◆ EXERCISE ◆
Lift out each line of the data that holds "size".
DATA UNDER STUDY below:
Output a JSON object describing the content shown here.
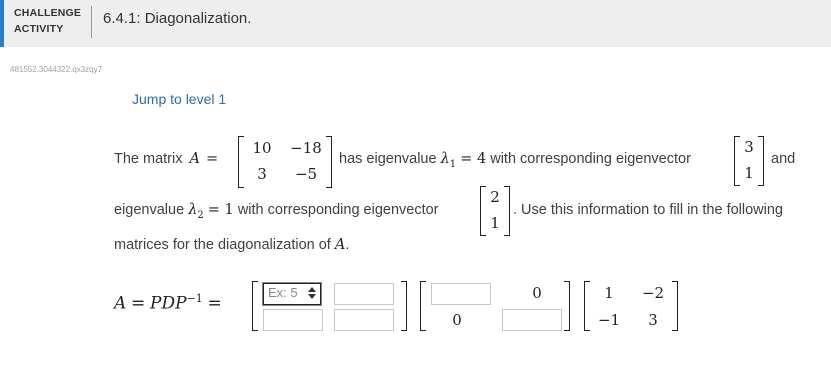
{
  "header": {
    "label_line1": "CHALLENGE",
    "label_line2": "ACTIVITY",
    "title": "6.4.1: Diagonalization."
  },
  "activity_id": "481552.3044322.qx3zqy7",
  "jump_link": "Jump to level 1",
  "problem": {
    "intro": "The matrix",
    "var_A": "A",
    "equals": "=",
    "matrix_A": [
      [
        "10",
        "−18"
      ],
      [
        "3",
        "−5"
      ]
    ],
    "has_eigenvalue": "has eigenvalue",
    "lambda1": "λ",
    "lambda1_sub": "1",
    "eq_value1": "= 4",
    "with_eigvec": "with corresponding eigenvector",
    "eigvec1": [
      "3",
      "1"
    ],
    "and": "and",
    "eigenvalue_word": "eigenvalue",
    "lambda2": "λ",
    "lambda2_sub": "2",
    "eq_value2": "= 1",
    "with_eigvec2": "with corresponding eigenvector",
    "eigvec2": [
      "2",
      "1"
    ],
    "use_info": ". Use this information to fill in the following",
    "line3_text": "matrices for the diagonalization of",
    "line3_var": "A",
    "line3_end": "."
  },
  "equation": {
    "lhs_A": "A",
    "lhs_eq": "=",
    "lhs_PDP": "PDP",
    "lhs_sup": "−1",
    "rhs_eq": "=",
    "P_placeholder": "Ex: 5",
    "D_entries": {
      "top_right": "0",
      "bottom_left": "0"
    },
    "Pinv": [
      [
        "1",
        "−2"
      ],
      [
        "−1",
        "3"
      ]
    ]
  }
}
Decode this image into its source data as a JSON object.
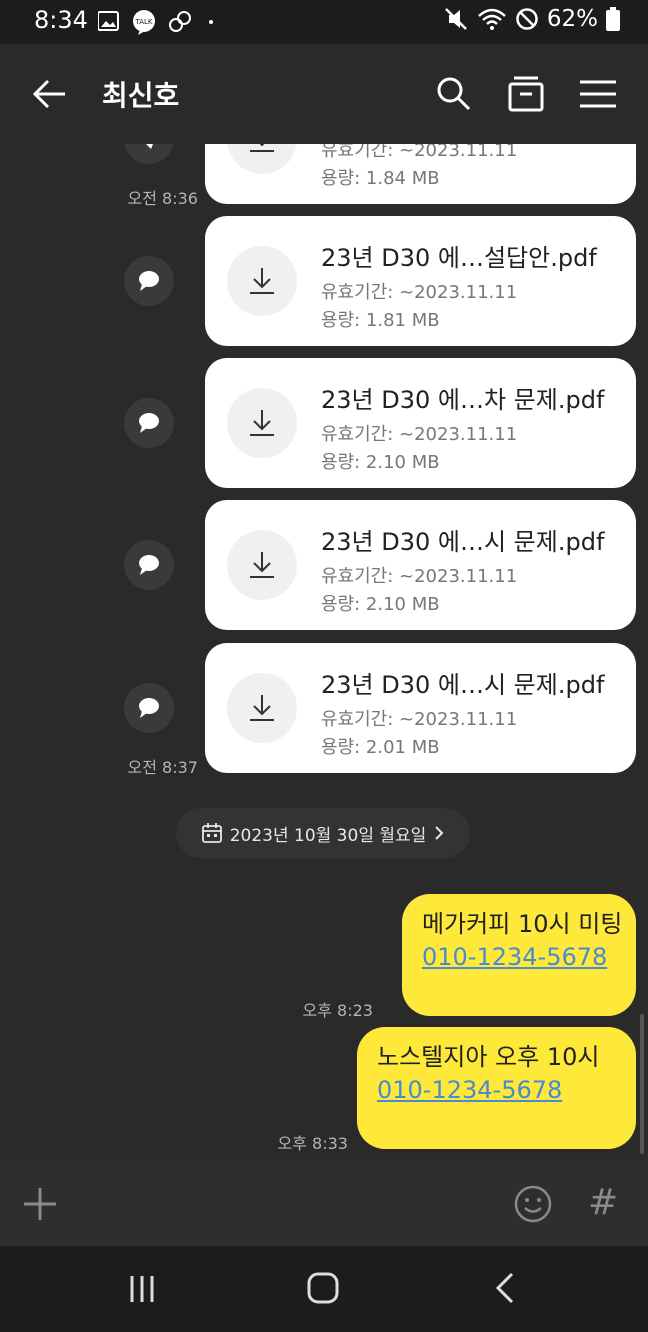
{
  "status_bar": {
    "time": "8:34",
    "battery": "62%",
    "notification_label": "TALK"
  },
  "header": {
    "title": "최신호"
  },
  "messages": {
    "files": [
      {
        "name": "",
        "expiry": "유효기간: ~2023.11.11",
        "size": "용량: 1.84 MB"
      },
      {
        "name": "23년 D30 에…설답안.pdf",
        "expiry": "유효기간: ~2023.11.11",
        "size": "용량: 1.81 MB"
      },
      {
        "name": "23년 D30 에…차 문제.pdf",
        "expiry": "유효기간: ~2023.11.11",
        "size": "용량: 2.10 MB"
      },
      {
        "name": "23년 D30 에…시 문제.pdf",
        "expiry": "유효기간: ~2023.11.11",
        "size": "용량: 2.10 MB"
      },
      {
        "name": "23년 D30 에…시 문제.pdf",
        "expiry": "유효기간: ~2023.11.11",
        "size": "용량: 2.01 MB"
      }
    ],
    "times": {
      "t1": "오전 8:36",
      "t2": "오전 8:37"
    },
    "date_divider": "2023년 10월 30일 월요일",
    "sent": [
      {
        "text": "메가커피 10시 미팅",
        "phone": "010-1234-5678",
        "time": "오후 8:23"
      },
      {
        "text": "노스텔지아 오후 10시",
        "phone": "010-1234-5678",
        "time": "오후 8:33"
      }
    ]
  },
  "input_bar": {
    "add_icon": "plus-icon",
    "emoji_icon": "smile-icon",
    "hashtag": "#"
  },
  "colors": {
    "bubble": "#fee93b",
    "background": "#2a2a2b",
    "link": "#4a8ad0"
  }
}
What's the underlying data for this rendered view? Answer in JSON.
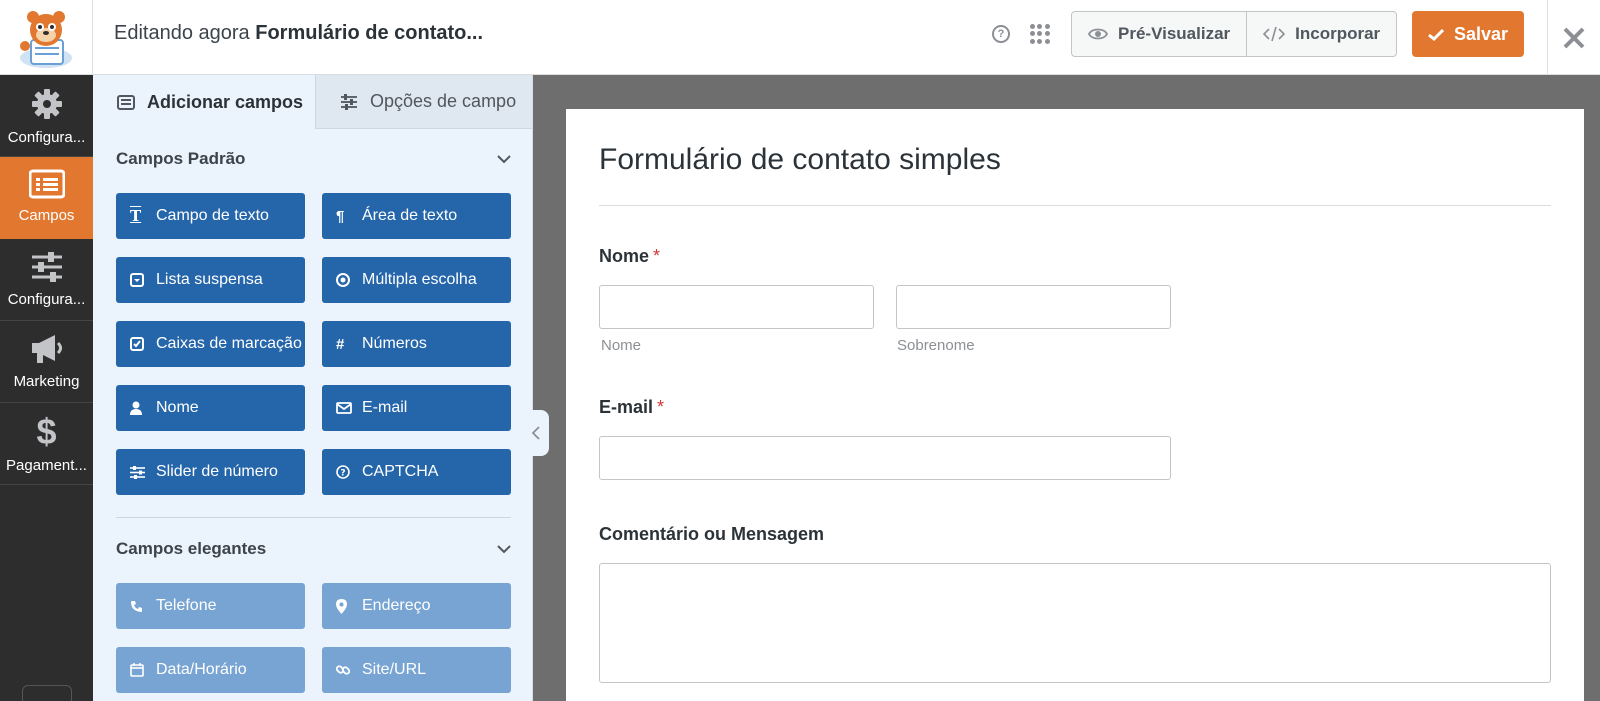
{
  "header": {
    "editing_prefix": "Editando agora",
    "form_name": "Formulário de contato...",
    "preview_label": "Pré-Visualizar",
    "embed_label": "Incorporar",
    "save_label": "Salvar"
  },
  "nav": [
    {
      "label": "Configura...",
      "icon": "gear-icon"
    },
    {
      "label": "Campos",
      "icon": "fields-list-icon",
      "active": true
    },
    {
      "label": "Configura...",
      "icon": "sliders-icon"
    },
    {
      "label": "Marketing",
      "icon": "megaphone-icon"
    },
    {
      "label": "Pagament...",
      "icon": "dollar-icon"
    }
  ],
  "panel": {
    "tab_add": "Adicionar campos",
    "tab_options": "Opções de campo",
    "standard_title": "Campos Padrão",
    "standard": [
      {
        "label": "Campo de texto",
        "icon": "T"
      },
      {
        "label": "Área de texto",
        "icon": "¶"
      },
      {
        "label": "Lista suspensa",
        "icon": "▾"
      },
      {
        "label": "Múltipla escolha",
        "icon": "◉"
      },
      {
        "label": "Caixas de marcação",
        "icon": "☑"
      },
      {
        "label": "Números",
        "icon": "#"
      },
      {
        "label": "Nome",
        "icon": "person"
      },
      {
        "label": "E-mail",
        "icon": "✉"
      },
      {
        "label": "Slider de número",
        "icon": "sliders"
      },
      {
        "label": "CAPTCHA",
        "icon": "?"
      }
    ],
    "fancy_title": "Campos elegantes",
    "fancy": [
      {
        "label": "Telefone",
        "icon": "phone"
      },
      {
        "label": "Endereço",
        "icon": "pin"
      },
      {
        "label": "Data/Horário",
        "icon": "calendar"
      },
      {
        "label": "Site/URL",
        "icon": "link"
      }
    ]
  },
  "form": {
    "title": "Formulário de contato simples",
    "name_label": "Nome",
    "first_sublabel": "Nome",
    "last_sublabel": "Sobrenome",
    "email_label": "E-mail",
    "required_mark": "*",
    "message_label": "Comentário ou Mensagem"
  },
  "colors": {
    "accent": "#e27730",
    "field_button": "#2566ab",
    "field_button_light": "#77a4d2",
    "sidebar": "#2d2d2d"
  }
}
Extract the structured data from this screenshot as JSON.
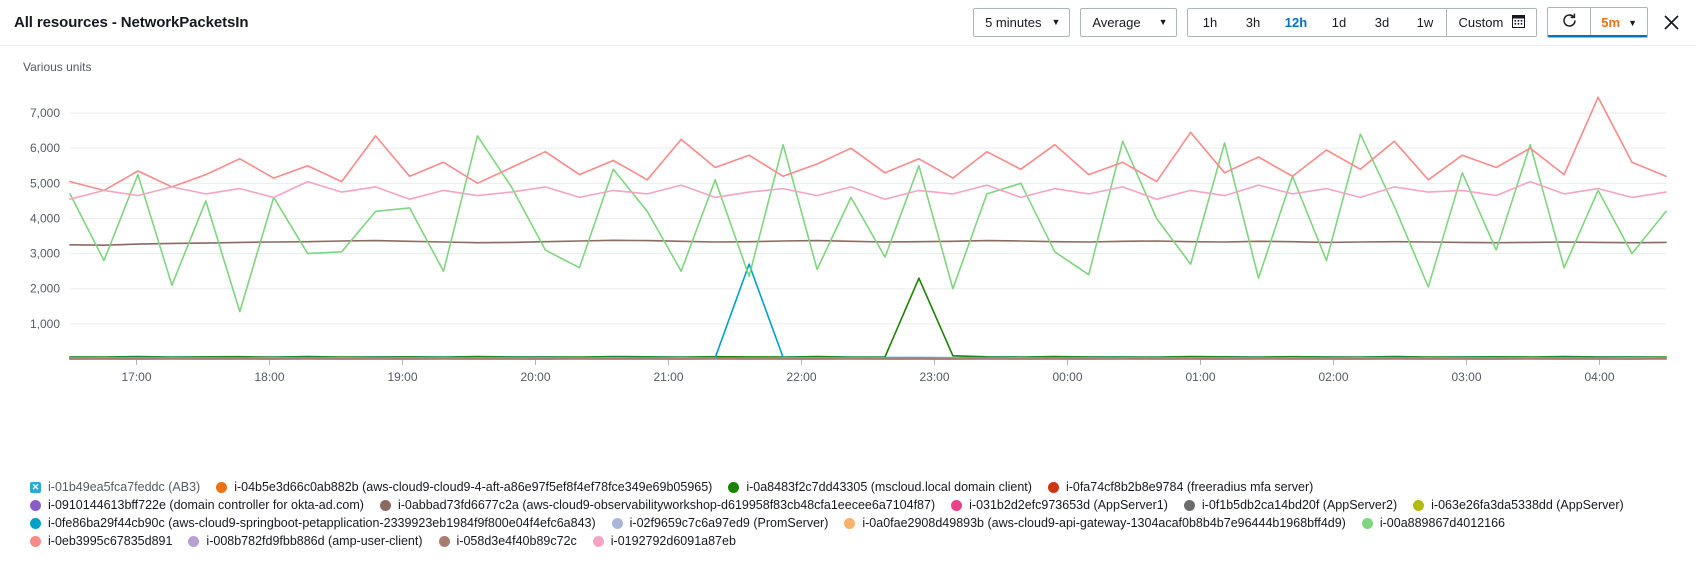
{
  "header": {
    "title": "All resources - NetworkPacketsIn",
    "period": {
      "label": "5 minutes",
      "caret": "▼"
    },
    "statistic": {
      "label": "Average",
      "caret": "▼"
    },
    "ranges": [
      {
        "label": "1h",
        "active": false
      },
      {
        "label": "3h",
        "active": false
      },
      {
        "label": "12h",
        "active": true
      },
      {
        "label": "1d",
        "active": false
      },
      {
        "label": "3d",
        "active": false
      },
      {
        "label": "1w",
        "active": false
      }
    ],
    "custom": {
      "label": "Custom",
      "icon": "calendar-icon"
    },
    "refresh": {
      "icon": "refresh-icon",
      "interval": "5m",
      "caret": "▼"
    },
    "close": {
      "icon": "close-icon",
      "glyph": "✕"
    }
  },
  "chart_data": {
    "type": "line",
    "title": "All resources - NetworkPacketsIn",
    "ylabel": "Various units",
    "xlabel": "",
    "ylim": [
      0,
      7600
    ],
    "yticks": [
      "1,000",
      "2,000",
      "3,000",
      "4,000",
      "5,000",
      "6,000",
      "7,000"
    ],
    "ytick_values": [
      1000,
      2000,
      3000,
      4000,
      5000,
      6000,
      7000
    ],
    "xticks": [
      "17:00",
      "18:00",
      "19:00",
      "20:00",
      "21:00",
      "22:00",
      "23:00",
      "00:00",
      "01:00",
      "02:00",
      "03:00",
      "04:00"
    ],
    "grid": true,
    "legend_position": "bottom",
    "series": [
      {
        "name": "i-01b49ea5fca7feddc (AB3)",
        "color": "#2ea8d4",
        "disabled": true,
        "values": []
      },
      {
        "name": "i-04b5e3d66c0ab882b (aws-cloud9-cloud9-4-aft-a86e97f5ef8f4ef78fce349e69b05965)",
        "color": "#ec7211",
        "values": [
          0,
          0,
          0,
          0,
          0,
          0,
          0,
          0,
          0,
          0,
          0,
          0,
          0,
          0,
          0,
          0,
          0,
          0,
          0,
          0,
          0,
          0,
          0,
          0,
          0,
          0,
          0,
          0,
          0,
          0,
          0,
          0,
          0,
          0,
          0,
          0,
          0,
          0,
          0,
          0,
          0,
          0,
          0,
          0,
          0,
          0,
          0,
          0
        ]
      },
      {
        "name": "i-0a8483f2c7dd43305 (mscloud.local domain client)",
        "color": "#1d8102",
        "values": [
          60,
          55,
          70,
          58,
          62,
          66,
          54,
          72,
          58,
          60,
          64,
          57,
          68,
          59,
          61,
          55,
          70,
          63,
          58,
          66,
          60,
          54,
          72,
          58,
          61,
          2300,
          90,
          64,
          57,
          68,
          59,
          61,
          55,
          70,
          63,
          58,
          66,
          60,
          54,
          72,
          58,
          60,
          64,
          57,
          68,
          59,
          61,
          55
        ]
      },
      {
        "name": "i-0fa74cf8b2b8e9784 (freeradius mfa server)",
        "color": "#d13212",
        "values": [
          30,
          28,
          32,
          29,
          31,
          27,
          33,
          30,
          28,
          32,
          29,
          31,
          27,
          33,
          30,
          28,
          32,
          29,
          31,
          27,
          33,
          30,
          28,
          32,
          29,
          31,
          27,
          33,
          30,
          28,
          32,
          29,
          31,
          27,
          33,
          30,
          28,
          32,
          29,
          31,
          27,
          33,
          30,
          28,
          32,
          29,
          31,
          27
        ]
      },
      {
        "name": "i-0910144613bff722e (domain controller for okta-ad.com)",
        "color": "#8b5cc7",
        "values": [
          12,
          14,
          11,
          13,
          12,
          15,
          11,
          14,
          12,
          13,
          11,
          15,
          12,
          14,
          11,
          13,
          12,
          15,
          11,
          14,
          12,
          13,
          11,
          15,
          12,
          14,
          11,
          13,
          12,
          15,
          11,
          14,
          12,
          13,
          11,
          15,
          12,
          14,
          11,
          13,
          12,
          15,
          11,
          14,
          12,
          13,
          11,
          15
        ]
      },
      {
        "name": "i-0abbad73fd6677c2a (aws-cloud9-observabilityworkshop-d619958f83cb48cfa1eecee6a7104f87)",
        "color": "#8b6b61",
        "values": [
          3250,
          3240,
          3270,
          3290,
          3300,
          3320,
          3330,
          3340,
          3360,
          3370,
          3350,
          3330,
          3310,
          3320,
          3340,
          3360,
          3380,
          3370,
          3350,
          3330,
          3340,
          3360,
          3370,
          3350,
          3330,
          3340,
          3350,
          3370,
          3360,
          3340,
          3330,
          3350,
          3360,
          3340,
          3330,
          3350,
          3340,
          3320,
          3330,
          3340,
          3330,
          3320,
          3310,
          3320,
          3330,
          3320,
          3310,
          3320
        ]
      },
      {
        "name": "i-031b2d2efc973653d (AppServer1)",
        "color": "#e9408a",
        "values": [
          8,
          9,
          7,
          10,
          8,
          9,
          7,
          10,
          8,
          9,
          7,
          10,
          8,
          9,
          7,
          10,
          8,
          9,
          7,
          10,
          8,
          9,
          7,
          10,
          8,
          9,
          7,
          10,
          8,
          9,
          7,
          10,
          8,
          9,
          7,
          10,
          8,
          9,
          7,
          10,
          8,
          9,
          7,
          10,
          8,
          9,
          7,
          10
        ]
      },
      {
        "name": "i-0f1b5db2ca14bd20f (AppServer2)",
        "color": "#6b6b6b",
        "values": [
          6,
          7,
          5,
          8,
          6,
          7,
          5,
          8,
          6,
          7,
          5,
          8,
          6,
          7,
          5,
          8,
          6,
          7,
          5,
          8,
          6,
          7,
          5,
          8,
          6,
          7,
          5,
          8,
          6,
          7,
          5,
          8,
          6,
          7,
          5,
          8,
          6,
          7,
          5,
          8,
          6,
          7,
          5,
          8,
          6,
          7,
          5,
          8
        ]
      },
      {
        "name": "i-063e26fa3da5338dd (AppServer)",
        "color": "#b5b811",
        "values": [
          5,
          6,
          4,
          7,
          5,
          6,
          4,
          7,
          5,
          6,
          4,
          7,
          5,
          6,
          4,
          7,
          5,
          6,
          4,
          7,
          5,
          6,
          4,
          7,
          5,
          6,
          4,
          7,
          5,
          6,
          4,
          7,
          5,
          6,
          4,
          7,
          5,
          6,
          4,
          7,
          5,
          6,
          4,
          7,
          5,
          6,
          4,
          7
        ]
      },
      {
        "name": "i-0fe86ba29f44cb90c (aws-cloud9-springboot-petapplication-2339923eb1984f9f800e04f4efc6a843)",
        "color": "#00a1c9",
        "values": [
          40,
          38,
          42,
          39,
          41,
          37,
          43,
          40,
          38,
          42,
          39,
          41,
          37,
          43,
          40,
          38,
          42,
          39,
          41,
          37,
          2700,
          45,
          38,
          42,
          39,
          41,
          37,
          43,
          40,
          38,
          42,
          39,
          41,
          37,
          43,
          40,
          38,
          42,
          39,
          41,
          37,
          43,
          40,
          38,
          42,
          39,
          41,
          37
        ]
      },
      {
        "name": "i-02f9659c7c6a97ed9 (PromServer)",
        "color": "#aab7d8",
        "values": [
          20,
          22,
          19,
          23,
          21,
          20,
          22,
          19,
          23,
          21,
          20,
          22,
          19,
          23,
          21,
          20,
          22,
          19,
          23,
          21,
          20,
          22,
          19,
          23,
          21,
          20,
          22,
          19,
          23,
          21,
          20,
          22,
          19,
          23,
          21,
          20,
          22,
          19,
          23,
          21,
          20,
          22,
          19,
          23,
          21,
          20,
          22,
          19
        ]
      },
      {
        "name": "i-0a0fae2908d49893b (aws-cloud9-api-gateway-1304acaf0b8b4b7e96444b1968bff4d9)",
        "color": "#f5b36a",
        "values": [
          15,
          16,
          14,
          17,
          15,
          16,
          14,
          17,
          15,
          16,
          14,
          17,
          15,
          16,
          14,
          17,
          15,
          16,
          14,
          17,
          15,
          16,
          14,
          17,
          15,
          16,
          14,
          17,
          15,
          16,
          14,
          17,
          15,
          16,
          14,
          17,
          15,
          16,
          14,
          17,
          15,
          16,
          14,
          17,
          15,
          16,
          14,
          17
        ]
      },
      {
        "name": "i-00a889867d4012166",
        "color": "#7fd47f",
        "values": [
          4700,
          2800,
          5250,
          2100,
          4500,
          1350,
          4600,
          3000,
          3050,
          4200,
          4300,
          2500,
          6350,
          4900,
          3100,
          2600,
          5400,
          4200,
          2500,
          5100,
          2350,
          6100,
          2550,
          4600,
          2900,
          5500,
          2000,
          4700,
          5000,
          3050,
          2400,
          6200,
          4000,
          2700,
          6150,
          2300,
          5200,
          2800,
          6400,
          4350,
          2050,
          5300,
          3100,
          6100,
          2600,
          4800,
          3000,
          4200
        ]
      },
      {
        "name": "i-0eb3995c67835d891",
        "color": "#f98a8a",
        "values": [
          5050,
          4800,
          5350,
          4900,
          5250,
          5700,
          5150,
          5500,
          5050,
          6350,
          5200,
          5600,
          5000,
          5450,
          5900,
          5250,
          5650,
          5100,
          6250,
          5450,
          5800,
          5200,
          5550,
          6000,
          5300,
          5700,
          5150,
          5900,
          5400,
          6100,
          5250,
          5600,
          5050,
          6450,
          5300,
          5750,
          5200,
          5950,
          5400,
          6200,
          5100,
          5800,
          5450,
          6000,
          5250,
          7450,
          5600,
          5200
        ]
      },
      {
        "name": "i-008b782fd9fbb886d (amp-user-client)",
        "color": "#b8a0d4",
        "values": [
          10,
          11,
          9,
          12,
          10,
          11,
          9,
          12,
          10,
          11,
          9,
          12,
          10,
          11,
          9,
          12,
          10,
          11,
          9,
          12,
          10,
          11,
          9,
          12,
          10,
          11,
          9,
          12,
          10,
          11,
          9,
          12,
          10,
          11,
          9,
          12,
          10,
          11,
          9,
          12,
          10,
          11,
          9,
          12,
          10,
          11,
          9,
          12
        ]
      },
      {
        "name": "i-058d3e4f40b89c72c",
        "color": "#a87c70",
        "values": [
          7,
          8,
          6,
          9,
          7,
          8,
          6,
          9,
          7,
          8,
          6,
          9,
          7,
          8,
          6,
          9,
          7,
          8,
          6,
          9,
          7,
          8,
          6,
          9,
          7,
          8,
          6,
          9,
          7,
          8,
          6,
          9,
          7,
          8,
          6,
          9,
          7,
          8,
          6,
          9,
          7,
          8,
          6,
          9,
          7,
          8,
          6,
          9
        ]
      },
      {
        "name": "i-0192792d6091a87eb",
        "color": "#f5a3c7",
        "values": [
          4550,
          4800,
          4650,
          4900,
          4700,
          4850,
          4600,
          5050,
          4750,
          4900,
          4550,
          4800,
          4650,
          4750,
          4900,
          4600,
          4800,
          4700,
          4950,
          4600,
          4750,
          4850,
          4650,
          4900,
          4550,
          4800,
          4700,
          4950,
          4600,
          4850,
          4700,
          4900,
          4550,
          4800,
          4650,
          4950,
          4700,
          4850,
          4600,
          4900,
          4750,
          4800,
          4650,
          5050,
          4700,
          4850,
          4600,
          4750
        ]
      }
    ]
  }
}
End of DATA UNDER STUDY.
◆ SOLUTION BELOW ◆
        "size": "용량: 1.84 MB"
        "size": "용량: 1.81 MB"
        "size": "용량: 2.10 MB"
        "size": "용량: 2.10 MB"
        "size": "용량: 2.01 MB"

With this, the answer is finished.